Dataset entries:
· · ·

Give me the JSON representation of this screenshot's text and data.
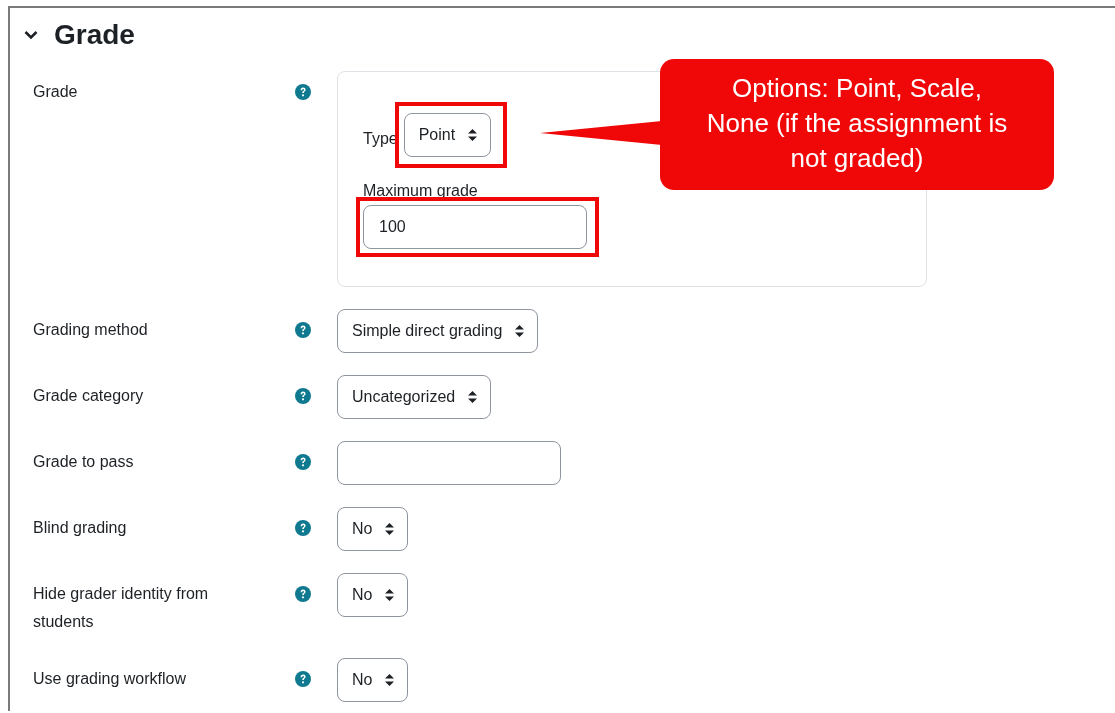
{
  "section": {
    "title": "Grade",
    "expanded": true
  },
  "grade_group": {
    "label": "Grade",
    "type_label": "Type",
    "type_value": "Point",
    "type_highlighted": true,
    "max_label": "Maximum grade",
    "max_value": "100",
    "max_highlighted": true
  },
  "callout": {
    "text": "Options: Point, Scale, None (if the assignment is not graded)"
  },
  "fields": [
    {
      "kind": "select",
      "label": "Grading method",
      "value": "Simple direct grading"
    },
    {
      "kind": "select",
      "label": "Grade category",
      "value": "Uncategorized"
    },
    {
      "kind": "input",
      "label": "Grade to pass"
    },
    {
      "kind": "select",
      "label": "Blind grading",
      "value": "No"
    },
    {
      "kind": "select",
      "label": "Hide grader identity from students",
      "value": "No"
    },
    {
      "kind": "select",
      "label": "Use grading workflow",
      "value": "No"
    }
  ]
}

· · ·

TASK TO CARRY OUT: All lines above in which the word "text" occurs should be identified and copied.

SOLUTION FOR THIS TASK:
Give me the JSON representation of this screenshot's text and data.
    "text": "Options: Point, Scale, None (if the assignment is not graded)"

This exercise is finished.